Without including any pictures, copy every line below exactly.
....
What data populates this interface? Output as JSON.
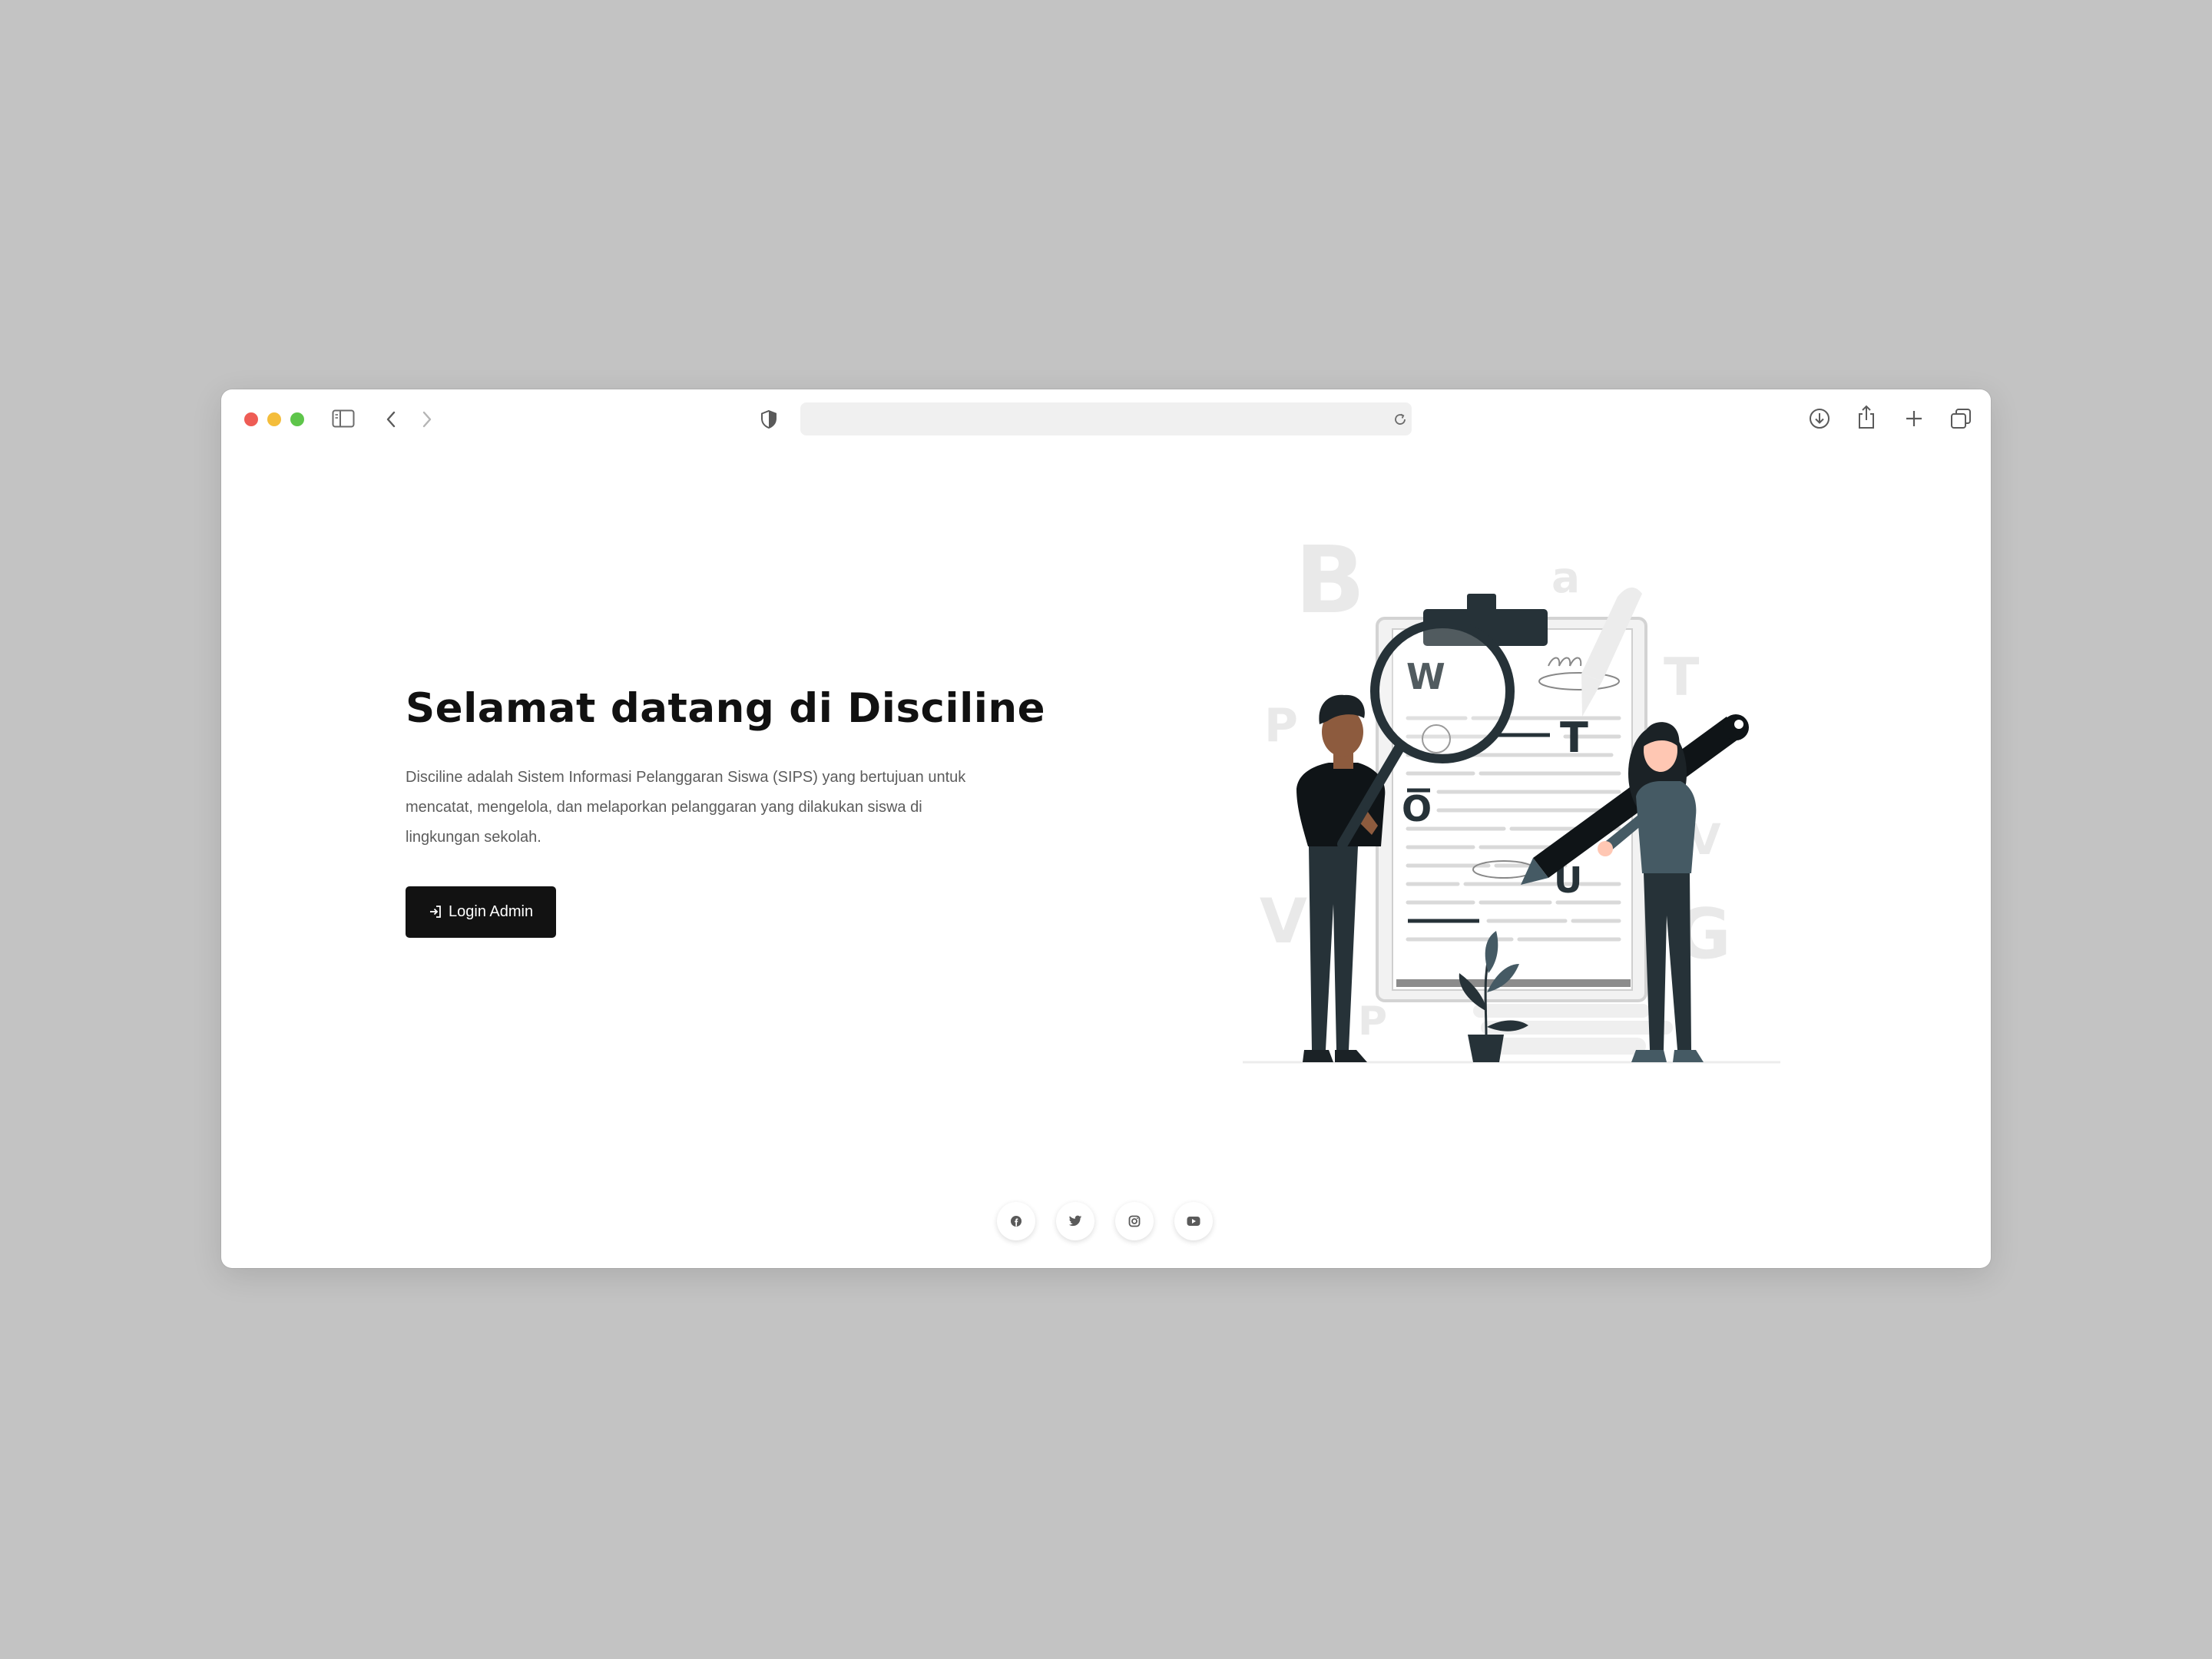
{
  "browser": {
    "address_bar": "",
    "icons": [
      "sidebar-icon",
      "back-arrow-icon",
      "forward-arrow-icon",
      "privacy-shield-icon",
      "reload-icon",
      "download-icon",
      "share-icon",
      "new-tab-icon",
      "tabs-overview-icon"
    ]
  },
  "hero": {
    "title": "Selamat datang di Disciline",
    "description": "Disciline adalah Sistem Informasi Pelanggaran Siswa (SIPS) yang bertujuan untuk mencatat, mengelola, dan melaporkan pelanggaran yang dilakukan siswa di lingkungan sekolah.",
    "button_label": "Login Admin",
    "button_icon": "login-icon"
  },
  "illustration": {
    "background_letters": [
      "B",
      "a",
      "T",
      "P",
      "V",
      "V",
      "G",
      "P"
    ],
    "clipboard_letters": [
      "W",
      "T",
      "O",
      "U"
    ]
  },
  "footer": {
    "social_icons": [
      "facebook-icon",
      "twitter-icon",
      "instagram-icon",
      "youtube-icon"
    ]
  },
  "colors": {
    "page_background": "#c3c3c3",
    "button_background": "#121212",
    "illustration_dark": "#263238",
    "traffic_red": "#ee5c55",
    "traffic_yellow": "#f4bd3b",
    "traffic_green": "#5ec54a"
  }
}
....
▶ [Completed exercise]:
What data populates this interface? Output as JSON.
{
  "browser": {
    "address_bar": "",
    "icons": [
      "sidebar-icon",
      "back-arrow-icon",
      "forward-arrow-icon",
      "privacy-shield-icon",
      "reload-icon",
      "download-icon",
      "share-icon",
      "new-tab-icon",
      "tabs-overview-icon"
    ]
  },
  "hero": {
    "title": "Selamat datang di Disciline",
    "description": "Disciline adalah Sistem Informasi Pelanggaran Siswa (SIPS) yang bertujuan untuk mencatat, mengelola, dan melaporkan pelanggaran yang dilakukan siswa di lingkungan sekolah.",
    "button_label": "Login Admin",
    "button_icon": "login-icon"
  },
  "illustration": {
    "background_letters": [
      "B",
      "a",
      "T",
      "P",
      "V",
      "V",
      "G",
      "P"
    ],
    "clipboard_letters": [
      "W",
      "T",
      "O",
      "U"
    ]
  },
  "footer": {
    "social_icons": [
      "facebook-icon",
      "twitter-icon",
      "instagram-icon",
      "youtube-icon"
    ]
  },
  "colors": {
    "page_background": "#c3c3c3",
    "button_background": "#121212",
    "illustration_dark": "#263238",
    "traffic_red": "#ee5c55",
    "traffic_yellow": "#f4bd3b",
    "traffic_green": "#5ec54a"
  }
}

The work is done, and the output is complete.